● Collected data

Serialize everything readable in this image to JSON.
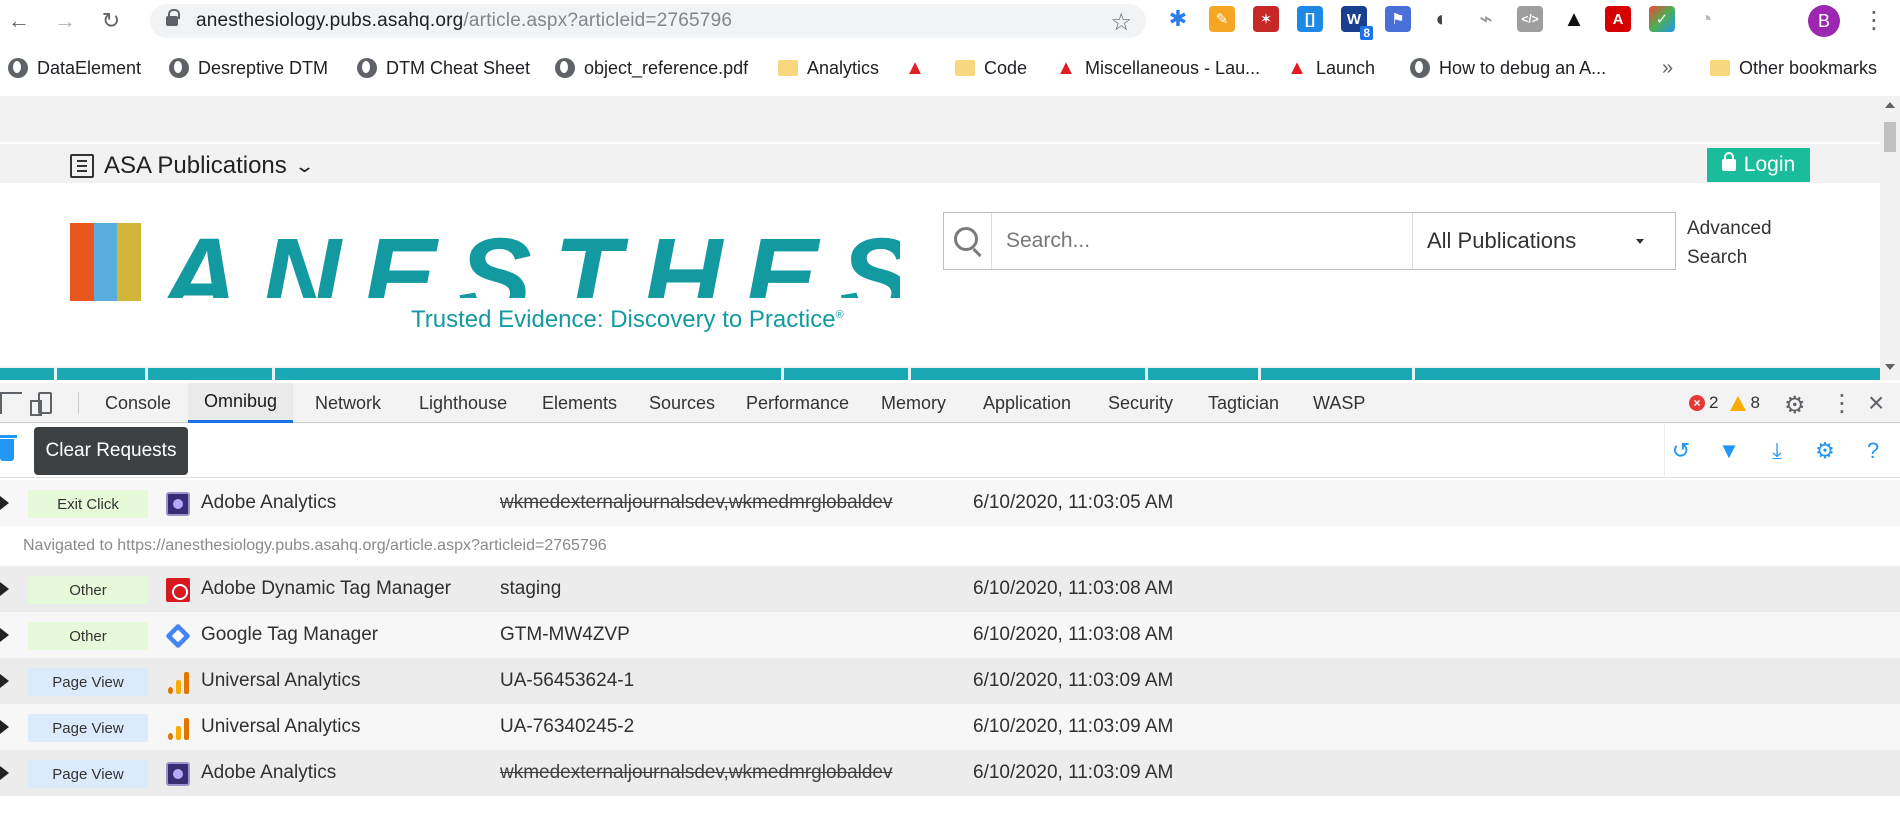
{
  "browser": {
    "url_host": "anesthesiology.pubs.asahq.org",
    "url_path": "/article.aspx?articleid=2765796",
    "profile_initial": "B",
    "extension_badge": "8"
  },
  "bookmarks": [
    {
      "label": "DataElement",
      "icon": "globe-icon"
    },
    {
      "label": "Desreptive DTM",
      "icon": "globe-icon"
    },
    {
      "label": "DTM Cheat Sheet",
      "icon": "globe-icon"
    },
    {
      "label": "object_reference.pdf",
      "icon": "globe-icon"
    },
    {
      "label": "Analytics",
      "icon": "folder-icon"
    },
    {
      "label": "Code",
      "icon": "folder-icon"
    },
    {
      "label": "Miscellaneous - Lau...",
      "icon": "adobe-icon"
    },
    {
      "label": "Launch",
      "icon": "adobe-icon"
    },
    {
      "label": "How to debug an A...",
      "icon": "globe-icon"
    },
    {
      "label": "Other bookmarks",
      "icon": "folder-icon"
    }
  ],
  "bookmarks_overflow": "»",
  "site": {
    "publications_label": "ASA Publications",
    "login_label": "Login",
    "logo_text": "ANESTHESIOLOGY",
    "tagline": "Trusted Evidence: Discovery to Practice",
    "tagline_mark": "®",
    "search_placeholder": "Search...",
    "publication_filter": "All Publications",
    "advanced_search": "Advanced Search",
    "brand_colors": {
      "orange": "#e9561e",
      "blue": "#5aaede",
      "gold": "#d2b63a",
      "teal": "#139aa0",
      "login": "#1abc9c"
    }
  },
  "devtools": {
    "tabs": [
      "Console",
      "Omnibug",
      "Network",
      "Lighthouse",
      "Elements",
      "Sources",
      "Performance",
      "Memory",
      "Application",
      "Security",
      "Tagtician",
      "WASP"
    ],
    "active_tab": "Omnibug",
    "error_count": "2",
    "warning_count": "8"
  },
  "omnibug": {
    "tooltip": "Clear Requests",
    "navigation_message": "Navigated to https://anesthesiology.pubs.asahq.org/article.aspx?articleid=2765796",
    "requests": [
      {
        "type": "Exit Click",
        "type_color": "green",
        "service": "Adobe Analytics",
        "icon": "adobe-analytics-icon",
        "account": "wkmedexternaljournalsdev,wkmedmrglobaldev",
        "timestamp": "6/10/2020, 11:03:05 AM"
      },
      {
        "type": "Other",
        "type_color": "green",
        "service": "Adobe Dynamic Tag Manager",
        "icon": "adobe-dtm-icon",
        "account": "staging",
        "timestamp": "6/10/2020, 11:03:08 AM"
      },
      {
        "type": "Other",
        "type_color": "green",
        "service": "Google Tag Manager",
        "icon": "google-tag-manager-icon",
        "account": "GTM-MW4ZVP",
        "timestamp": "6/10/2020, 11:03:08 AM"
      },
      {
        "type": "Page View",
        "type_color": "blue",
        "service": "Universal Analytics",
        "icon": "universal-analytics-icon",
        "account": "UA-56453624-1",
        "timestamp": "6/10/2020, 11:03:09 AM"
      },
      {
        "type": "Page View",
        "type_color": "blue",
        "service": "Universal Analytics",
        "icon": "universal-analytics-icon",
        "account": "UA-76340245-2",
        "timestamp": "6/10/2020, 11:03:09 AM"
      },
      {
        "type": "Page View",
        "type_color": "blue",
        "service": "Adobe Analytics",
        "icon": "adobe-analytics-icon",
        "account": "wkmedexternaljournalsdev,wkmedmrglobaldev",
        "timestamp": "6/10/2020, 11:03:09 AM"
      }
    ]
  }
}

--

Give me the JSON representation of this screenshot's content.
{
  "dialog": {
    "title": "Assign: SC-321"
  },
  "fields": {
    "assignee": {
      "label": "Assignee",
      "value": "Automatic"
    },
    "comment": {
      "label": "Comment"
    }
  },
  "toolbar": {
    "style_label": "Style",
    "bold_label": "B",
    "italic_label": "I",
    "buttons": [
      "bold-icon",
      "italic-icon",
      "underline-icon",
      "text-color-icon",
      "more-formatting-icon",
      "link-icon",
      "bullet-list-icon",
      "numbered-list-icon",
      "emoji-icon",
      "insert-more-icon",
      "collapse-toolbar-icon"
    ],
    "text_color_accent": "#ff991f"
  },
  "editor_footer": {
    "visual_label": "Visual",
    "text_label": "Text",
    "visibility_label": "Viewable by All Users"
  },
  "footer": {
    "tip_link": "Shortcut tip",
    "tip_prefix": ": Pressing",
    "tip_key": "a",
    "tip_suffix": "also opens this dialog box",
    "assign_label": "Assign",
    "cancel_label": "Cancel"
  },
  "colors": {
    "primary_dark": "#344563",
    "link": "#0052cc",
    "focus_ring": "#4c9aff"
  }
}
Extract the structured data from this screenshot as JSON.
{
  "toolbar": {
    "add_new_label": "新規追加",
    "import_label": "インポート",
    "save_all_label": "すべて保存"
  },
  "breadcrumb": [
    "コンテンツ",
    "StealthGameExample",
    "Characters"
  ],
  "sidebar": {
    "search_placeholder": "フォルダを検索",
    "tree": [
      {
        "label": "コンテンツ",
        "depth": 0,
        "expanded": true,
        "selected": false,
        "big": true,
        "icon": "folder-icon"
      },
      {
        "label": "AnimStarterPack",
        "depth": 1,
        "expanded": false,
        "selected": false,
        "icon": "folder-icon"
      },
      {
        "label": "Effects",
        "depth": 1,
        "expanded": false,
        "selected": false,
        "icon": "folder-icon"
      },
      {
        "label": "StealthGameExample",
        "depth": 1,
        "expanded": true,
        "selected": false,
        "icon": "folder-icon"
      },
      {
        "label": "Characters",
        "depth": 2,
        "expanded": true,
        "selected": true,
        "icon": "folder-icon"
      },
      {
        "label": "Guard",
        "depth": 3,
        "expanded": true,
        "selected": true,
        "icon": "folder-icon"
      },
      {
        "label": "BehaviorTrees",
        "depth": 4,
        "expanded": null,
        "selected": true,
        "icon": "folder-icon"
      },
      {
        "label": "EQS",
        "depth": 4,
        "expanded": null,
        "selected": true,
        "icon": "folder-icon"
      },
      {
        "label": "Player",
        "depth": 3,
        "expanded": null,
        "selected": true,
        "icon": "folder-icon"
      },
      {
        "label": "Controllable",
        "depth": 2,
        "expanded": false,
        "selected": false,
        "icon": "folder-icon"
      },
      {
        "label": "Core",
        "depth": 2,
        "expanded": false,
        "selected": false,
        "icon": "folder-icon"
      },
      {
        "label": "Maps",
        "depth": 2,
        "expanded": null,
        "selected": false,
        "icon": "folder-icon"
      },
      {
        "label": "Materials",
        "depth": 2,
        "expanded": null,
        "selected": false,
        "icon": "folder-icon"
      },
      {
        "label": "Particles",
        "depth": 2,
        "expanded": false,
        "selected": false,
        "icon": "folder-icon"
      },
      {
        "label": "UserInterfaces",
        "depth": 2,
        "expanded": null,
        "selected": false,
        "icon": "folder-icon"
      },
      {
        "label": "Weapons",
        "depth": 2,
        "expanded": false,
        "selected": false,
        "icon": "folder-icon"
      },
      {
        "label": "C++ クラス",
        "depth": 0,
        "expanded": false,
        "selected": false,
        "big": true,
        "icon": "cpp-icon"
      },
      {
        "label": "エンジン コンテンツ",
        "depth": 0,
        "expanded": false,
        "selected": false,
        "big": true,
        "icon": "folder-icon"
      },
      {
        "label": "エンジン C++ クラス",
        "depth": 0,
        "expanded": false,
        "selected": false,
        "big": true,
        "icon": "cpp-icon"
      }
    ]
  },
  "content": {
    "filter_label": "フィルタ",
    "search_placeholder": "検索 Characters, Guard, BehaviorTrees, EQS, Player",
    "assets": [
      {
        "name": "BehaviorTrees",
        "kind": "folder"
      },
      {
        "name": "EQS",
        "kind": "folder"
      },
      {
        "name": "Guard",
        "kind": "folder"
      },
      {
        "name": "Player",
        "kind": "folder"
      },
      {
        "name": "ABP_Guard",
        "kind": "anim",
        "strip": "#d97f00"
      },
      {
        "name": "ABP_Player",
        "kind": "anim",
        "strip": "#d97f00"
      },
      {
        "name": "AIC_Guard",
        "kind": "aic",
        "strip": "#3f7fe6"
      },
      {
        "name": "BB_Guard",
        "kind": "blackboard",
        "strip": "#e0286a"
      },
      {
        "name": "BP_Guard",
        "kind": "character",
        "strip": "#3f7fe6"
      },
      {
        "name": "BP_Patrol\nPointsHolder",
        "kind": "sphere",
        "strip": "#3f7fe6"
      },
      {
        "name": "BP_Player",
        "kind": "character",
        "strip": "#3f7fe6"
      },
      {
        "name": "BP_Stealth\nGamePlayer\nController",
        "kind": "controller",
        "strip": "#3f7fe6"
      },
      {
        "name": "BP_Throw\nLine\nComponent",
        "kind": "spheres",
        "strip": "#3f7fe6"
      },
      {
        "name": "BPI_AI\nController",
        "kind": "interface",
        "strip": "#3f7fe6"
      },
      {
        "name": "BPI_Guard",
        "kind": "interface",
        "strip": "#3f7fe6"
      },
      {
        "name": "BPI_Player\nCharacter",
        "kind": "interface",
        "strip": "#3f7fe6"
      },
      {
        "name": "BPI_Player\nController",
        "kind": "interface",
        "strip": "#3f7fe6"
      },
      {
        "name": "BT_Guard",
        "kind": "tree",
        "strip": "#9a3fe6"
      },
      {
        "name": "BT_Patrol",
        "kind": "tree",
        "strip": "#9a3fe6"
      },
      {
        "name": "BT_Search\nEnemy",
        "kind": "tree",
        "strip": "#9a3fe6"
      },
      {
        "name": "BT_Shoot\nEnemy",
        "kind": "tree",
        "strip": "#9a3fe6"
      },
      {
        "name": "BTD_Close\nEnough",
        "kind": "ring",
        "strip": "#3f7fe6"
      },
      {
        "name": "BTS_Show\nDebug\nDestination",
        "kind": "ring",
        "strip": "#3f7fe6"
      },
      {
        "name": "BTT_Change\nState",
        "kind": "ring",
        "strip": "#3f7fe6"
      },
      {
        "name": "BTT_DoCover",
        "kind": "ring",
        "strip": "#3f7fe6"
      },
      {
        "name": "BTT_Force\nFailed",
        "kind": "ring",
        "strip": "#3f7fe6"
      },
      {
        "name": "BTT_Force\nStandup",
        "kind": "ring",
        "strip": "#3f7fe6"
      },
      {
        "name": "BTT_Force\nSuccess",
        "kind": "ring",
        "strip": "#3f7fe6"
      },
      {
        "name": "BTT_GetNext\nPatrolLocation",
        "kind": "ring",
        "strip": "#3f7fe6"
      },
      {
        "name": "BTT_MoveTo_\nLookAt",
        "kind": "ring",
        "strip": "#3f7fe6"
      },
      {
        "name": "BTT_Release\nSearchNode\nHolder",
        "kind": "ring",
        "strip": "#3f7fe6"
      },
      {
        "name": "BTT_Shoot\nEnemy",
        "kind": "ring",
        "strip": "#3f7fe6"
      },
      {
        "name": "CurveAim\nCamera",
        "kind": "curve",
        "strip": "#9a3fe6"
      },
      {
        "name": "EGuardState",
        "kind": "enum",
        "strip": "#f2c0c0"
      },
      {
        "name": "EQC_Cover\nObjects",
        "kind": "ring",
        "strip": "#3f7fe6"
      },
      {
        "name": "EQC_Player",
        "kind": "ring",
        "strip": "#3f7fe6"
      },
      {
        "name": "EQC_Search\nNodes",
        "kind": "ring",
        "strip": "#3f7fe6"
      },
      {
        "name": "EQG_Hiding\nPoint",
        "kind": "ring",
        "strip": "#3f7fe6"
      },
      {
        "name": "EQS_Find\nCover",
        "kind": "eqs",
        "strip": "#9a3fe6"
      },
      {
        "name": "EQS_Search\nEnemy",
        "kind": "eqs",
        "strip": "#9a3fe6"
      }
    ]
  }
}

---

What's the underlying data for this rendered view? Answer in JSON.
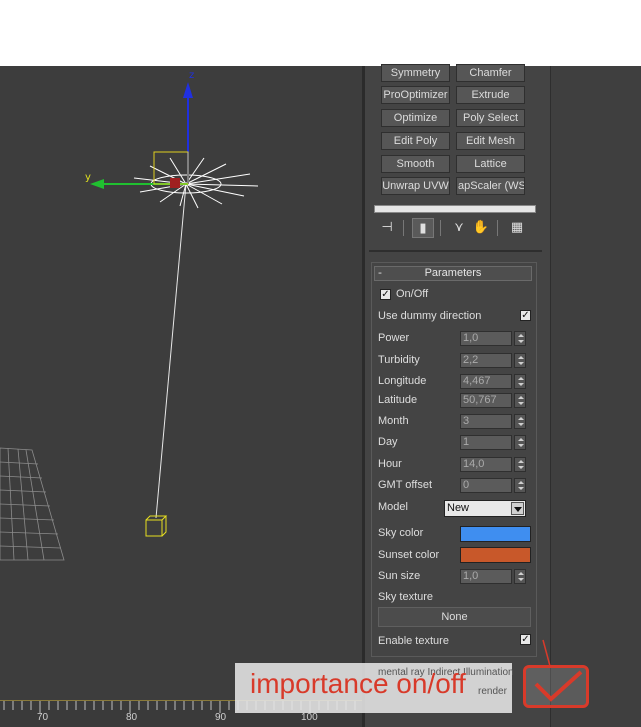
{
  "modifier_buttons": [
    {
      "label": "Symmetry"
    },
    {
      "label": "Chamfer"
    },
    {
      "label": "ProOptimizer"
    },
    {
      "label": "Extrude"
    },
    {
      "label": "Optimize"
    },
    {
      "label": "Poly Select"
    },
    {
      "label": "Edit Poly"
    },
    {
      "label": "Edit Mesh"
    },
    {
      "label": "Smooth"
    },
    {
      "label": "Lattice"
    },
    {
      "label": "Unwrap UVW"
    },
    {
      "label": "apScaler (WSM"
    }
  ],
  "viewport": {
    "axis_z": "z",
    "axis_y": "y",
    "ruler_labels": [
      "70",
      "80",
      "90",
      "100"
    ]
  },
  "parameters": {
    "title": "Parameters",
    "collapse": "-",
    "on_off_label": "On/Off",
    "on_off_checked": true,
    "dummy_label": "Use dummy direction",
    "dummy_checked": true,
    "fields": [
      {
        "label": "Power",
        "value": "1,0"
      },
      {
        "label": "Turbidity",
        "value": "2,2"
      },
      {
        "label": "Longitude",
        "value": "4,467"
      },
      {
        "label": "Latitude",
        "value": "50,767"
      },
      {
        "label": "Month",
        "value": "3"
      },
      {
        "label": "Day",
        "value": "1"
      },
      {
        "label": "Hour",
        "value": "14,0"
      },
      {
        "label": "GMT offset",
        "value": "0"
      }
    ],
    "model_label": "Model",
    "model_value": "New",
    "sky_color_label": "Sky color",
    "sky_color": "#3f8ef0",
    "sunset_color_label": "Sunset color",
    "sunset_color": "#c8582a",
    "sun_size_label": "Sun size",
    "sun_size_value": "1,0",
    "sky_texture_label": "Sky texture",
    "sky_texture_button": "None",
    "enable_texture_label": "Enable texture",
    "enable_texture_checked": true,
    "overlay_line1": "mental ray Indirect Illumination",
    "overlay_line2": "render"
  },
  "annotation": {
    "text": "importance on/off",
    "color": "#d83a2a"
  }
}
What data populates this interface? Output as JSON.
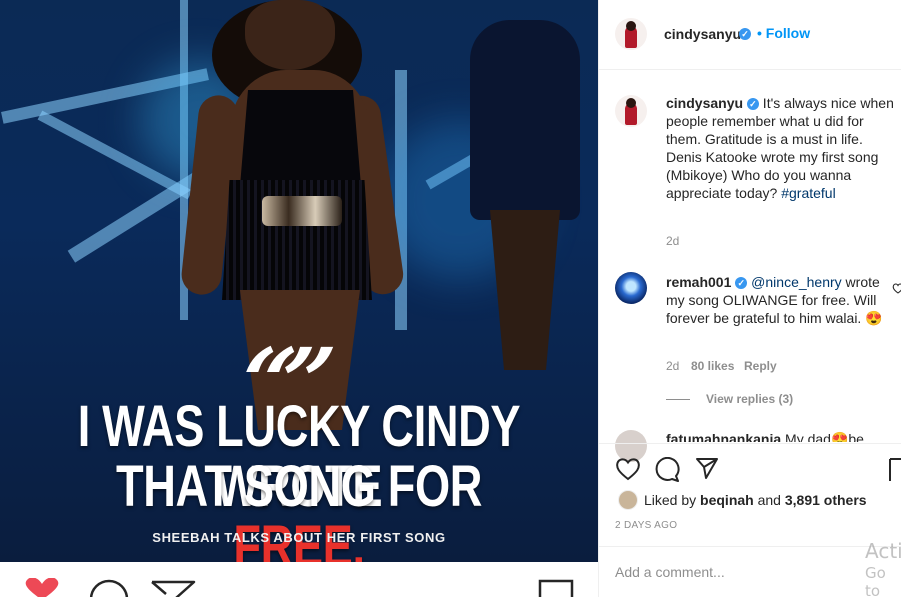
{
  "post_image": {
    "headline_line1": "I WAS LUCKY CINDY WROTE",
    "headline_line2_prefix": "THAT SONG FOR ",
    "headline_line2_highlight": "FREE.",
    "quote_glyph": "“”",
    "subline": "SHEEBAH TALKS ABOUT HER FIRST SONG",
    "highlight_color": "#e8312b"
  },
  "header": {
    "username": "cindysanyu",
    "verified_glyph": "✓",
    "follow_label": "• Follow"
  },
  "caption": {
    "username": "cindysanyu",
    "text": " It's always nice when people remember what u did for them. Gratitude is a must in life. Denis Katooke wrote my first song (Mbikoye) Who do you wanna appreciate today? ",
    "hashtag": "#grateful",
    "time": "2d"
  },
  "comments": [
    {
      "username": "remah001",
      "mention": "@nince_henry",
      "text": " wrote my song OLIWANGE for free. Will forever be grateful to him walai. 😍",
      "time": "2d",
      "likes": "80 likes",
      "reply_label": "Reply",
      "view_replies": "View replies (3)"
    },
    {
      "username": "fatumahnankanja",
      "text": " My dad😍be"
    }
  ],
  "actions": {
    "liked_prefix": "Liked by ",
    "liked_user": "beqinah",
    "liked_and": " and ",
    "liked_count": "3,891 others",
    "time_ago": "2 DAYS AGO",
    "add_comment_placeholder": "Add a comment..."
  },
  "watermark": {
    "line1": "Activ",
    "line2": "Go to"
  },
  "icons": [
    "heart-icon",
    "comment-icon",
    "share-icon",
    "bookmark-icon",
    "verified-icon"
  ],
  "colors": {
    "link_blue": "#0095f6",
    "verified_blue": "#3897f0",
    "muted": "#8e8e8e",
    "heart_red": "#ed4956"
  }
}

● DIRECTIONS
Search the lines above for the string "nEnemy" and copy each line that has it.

● EXERCISE OUTPUT
        "name": "BT_Search\nEnemy",
        "name": "BT_Shoot\nEnemy",
        "name": "BTT_Shoot\nEnemy",
        "name": "EQS_Search\nEnemy",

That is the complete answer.